In a bid to assist addicts, instead of lock users in cages, Norway’s parliament has recently voted to decriminalize all drugs. It particularly cited Portugal and its general success at reducing addiction and incarceration rates, getting people who need it into treatment, and drastically lowering crime and other problems related to the illegality of substances for personal use.
Four major political parties in Norway campaigned in favor of the revolutionary shift in policy. A majority vote in Storting, Norwegian parliament, brought to fruition their efforts, as Nicolas Wilkinson, health spokesman for the Socialist Left (SV) party, explained, to “stop punishing people who struggle, but instead give them help and treatment.”
As Storting Health Committee Deputy Chairman Sveinung Stensland told national publication, VG:
“It is important to emphasize that we do not legalize cannabis and other drugs, but we decriminalize.”
“The change will take some time, but that means a changed vision: those who have a substance abuse problem should be treated as ill, and not as criminals with classical sanctions such as fines and imprisonment.”
According to The Independent, the parties that backed the measure include the Conservatives (Hoyre), Liberals (Venstre), the Labor Party (Ap), and the Socialist Left (SV) Those voting in favor of full decriminalization directed the Norwegian government to reform its drug policies accordingly.
It was not only the relative success in Portugal which motivated Norwegian politicians to act in addicts’ better interests but also Norway’s timid experimentations with decriminalization.
Newsweek reports of that historic vote:
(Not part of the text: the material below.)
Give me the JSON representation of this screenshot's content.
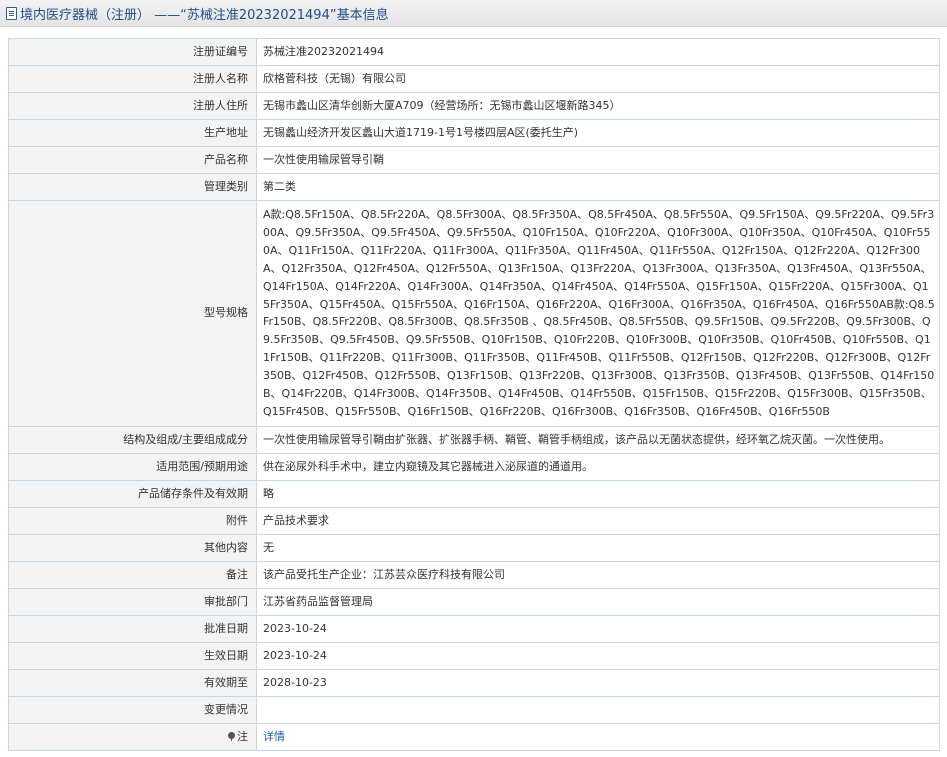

“It’s a big next step for the Scandinavian country, which has been dancing around the possibility of decriminalization for several years. In 2006, it started to test a program that would sentence drug users to treatment programs, rather than jail, in the cities Bergen and Oslo. In early 2016, the country gave Norwegian courts the option to do this on a national level.”
“The goal is that more addicts will rid themselves of their drug dependency and fewer will return to crime,” Justice Minister Anders Anundsen, quoted by Newsweek, asserted at the time. “But if the terms of the programme are violated, the convicts must serve an ordinary prison term.”
In the broadest strokes, that mimicked what Portuguese officials initiated on July 1, 2001, with its groundbreaking decision to offer compassion and efficient patient care for addicts wanting treatment, while rejecting the U.S.-led and failed planetary war on drugs.
Mic elaborated on Portugal’s policies in February 2015:
“If someone is found in the possession of less than a 10-day supply of anything from marijuana to heroin, he or she is sent to a three-person Commission for the Dissuasion of Drug Addiction, typically made up of a lawyer, a doctor and a social worker. The commission recommends treatment or a minor fine; otherwise, the person is sent off without any penalty. A vast majority of the time, there is no penalty.”
Portugal had reportedly experienced the worst of opioid crises as well as the highest proportion of drug-related AIDS deaths in the European Union before mass decriminalization, according to the Independent.
Furthermore, as journalist Glenn Greenwald, who authored an oft-cited Cato Institute white paper, published in April 2009, reiterated for Newsweek two years ago:
“None of the nightmare scenarios touted by preenactment decriminalization opponents — from rampant increases in drug usage among the young to the transformation of Lisbon into a haven for ‘drug tourists’ — has occurred.”
Nonetheless, decriminalization has not garnered unanimous support among parliament, as detractors cite both legitimate and propagandistically false information in the argument.
Portugal, the Netherlands, Uruguay, as well as a smattering of locations and cultures around the world — and, now, Norway, of course — have opted for common sense and proven effective treatment of addicts as patients in medical need, rather than wholly useless punishment and incarceration.
Several articles in the international press concerning decriminalization in Norway included ‘several U.S. states’ among these having loosened drug laws. However, it should be noted that the legalization and decriminalization measures in various states come weighted with governmental red tape and sticky fingers in the form of questionable taxation codes, restrictions, and so on. And the US remains gripped in the dark vortex of a spiraling opioid crisis, which mirrors the situation in Portugal several years ago.
Reference: The Mind Unleashed